If a line in the records below contains the word "Vanguardia", return that line.

- [Extracted records]:
····················

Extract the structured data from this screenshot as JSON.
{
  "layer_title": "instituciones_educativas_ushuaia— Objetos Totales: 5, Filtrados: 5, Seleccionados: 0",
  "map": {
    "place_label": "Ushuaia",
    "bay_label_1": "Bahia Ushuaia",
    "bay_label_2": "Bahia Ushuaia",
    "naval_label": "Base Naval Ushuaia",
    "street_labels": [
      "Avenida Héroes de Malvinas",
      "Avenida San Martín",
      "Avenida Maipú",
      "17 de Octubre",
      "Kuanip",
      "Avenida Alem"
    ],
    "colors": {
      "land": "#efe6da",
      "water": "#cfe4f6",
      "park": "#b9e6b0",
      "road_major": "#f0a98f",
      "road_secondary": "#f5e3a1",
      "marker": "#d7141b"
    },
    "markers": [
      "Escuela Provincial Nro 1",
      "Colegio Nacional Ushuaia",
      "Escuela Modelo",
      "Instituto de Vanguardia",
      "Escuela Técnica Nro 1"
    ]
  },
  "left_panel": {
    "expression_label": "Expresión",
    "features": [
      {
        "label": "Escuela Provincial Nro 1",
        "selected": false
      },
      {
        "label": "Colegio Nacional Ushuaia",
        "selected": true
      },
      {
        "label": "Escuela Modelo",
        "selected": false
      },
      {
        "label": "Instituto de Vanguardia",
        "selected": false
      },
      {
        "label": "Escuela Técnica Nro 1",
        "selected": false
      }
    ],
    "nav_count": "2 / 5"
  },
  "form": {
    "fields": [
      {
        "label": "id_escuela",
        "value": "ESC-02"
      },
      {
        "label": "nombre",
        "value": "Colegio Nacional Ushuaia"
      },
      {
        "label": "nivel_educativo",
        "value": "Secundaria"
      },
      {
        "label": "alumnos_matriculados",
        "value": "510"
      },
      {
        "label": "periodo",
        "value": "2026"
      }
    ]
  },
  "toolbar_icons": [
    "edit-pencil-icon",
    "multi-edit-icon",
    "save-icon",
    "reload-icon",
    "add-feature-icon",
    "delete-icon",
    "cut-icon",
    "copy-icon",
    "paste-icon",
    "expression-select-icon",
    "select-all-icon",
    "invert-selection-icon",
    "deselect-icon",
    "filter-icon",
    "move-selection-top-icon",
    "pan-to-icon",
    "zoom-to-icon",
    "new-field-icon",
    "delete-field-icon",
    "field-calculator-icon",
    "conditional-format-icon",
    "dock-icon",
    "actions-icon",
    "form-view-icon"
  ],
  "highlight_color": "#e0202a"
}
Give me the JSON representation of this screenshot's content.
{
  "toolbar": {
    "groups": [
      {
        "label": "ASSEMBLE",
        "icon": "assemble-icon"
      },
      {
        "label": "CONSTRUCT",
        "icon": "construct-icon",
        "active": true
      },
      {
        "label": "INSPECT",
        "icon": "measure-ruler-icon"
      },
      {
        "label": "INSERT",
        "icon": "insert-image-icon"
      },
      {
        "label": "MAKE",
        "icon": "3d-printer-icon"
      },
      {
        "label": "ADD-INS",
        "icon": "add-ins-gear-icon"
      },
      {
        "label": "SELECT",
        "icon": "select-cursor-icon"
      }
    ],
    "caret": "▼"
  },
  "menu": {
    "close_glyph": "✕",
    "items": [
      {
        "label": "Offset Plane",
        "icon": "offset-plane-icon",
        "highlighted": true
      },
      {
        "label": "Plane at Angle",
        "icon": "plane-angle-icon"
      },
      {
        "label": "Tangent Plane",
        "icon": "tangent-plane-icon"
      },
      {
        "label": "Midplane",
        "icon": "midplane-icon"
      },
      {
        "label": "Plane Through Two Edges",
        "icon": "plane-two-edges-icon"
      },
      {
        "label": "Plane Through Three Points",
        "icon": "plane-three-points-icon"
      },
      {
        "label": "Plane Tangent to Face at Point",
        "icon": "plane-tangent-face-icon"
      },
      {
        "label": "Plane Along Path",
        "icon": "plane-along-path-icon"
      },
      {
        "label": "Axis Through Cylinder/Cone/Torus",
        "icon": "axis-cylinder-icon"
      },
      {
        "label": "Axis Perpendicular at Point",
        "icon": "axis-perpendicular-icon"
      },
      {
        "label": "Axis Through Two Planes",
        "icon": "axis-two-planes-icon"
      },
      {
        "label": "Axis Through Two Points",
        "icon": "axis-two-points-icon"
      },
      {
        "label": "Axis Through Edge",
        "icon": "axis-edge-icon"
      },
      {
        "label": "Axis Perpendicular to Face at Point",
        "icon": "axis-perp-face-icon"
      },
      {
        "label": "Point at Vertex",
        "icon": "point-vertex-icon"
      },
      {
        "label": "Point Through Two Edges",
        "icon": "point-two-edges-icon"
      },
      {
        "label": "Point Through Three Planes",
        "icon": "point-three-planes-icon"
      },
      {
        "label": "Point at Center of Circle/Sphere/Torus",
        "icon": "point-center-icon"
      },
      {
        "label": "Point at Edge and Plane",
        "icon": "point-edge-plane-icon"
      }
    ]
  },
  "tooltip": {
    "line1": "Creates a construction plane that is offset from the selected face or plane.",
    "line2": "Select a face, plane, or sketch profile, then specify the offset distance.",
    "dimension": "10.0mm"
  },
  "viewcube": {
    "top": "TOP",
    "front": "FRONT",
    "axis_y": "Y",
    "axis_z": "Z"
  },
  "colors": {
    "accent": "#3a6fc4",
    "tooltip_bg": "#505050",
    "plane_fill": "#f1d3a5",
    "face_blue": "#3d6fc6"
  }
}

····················

- [Worked solution]:
      "Instituto de Vanguardia",
        "label": "Instituto de Vanguardia",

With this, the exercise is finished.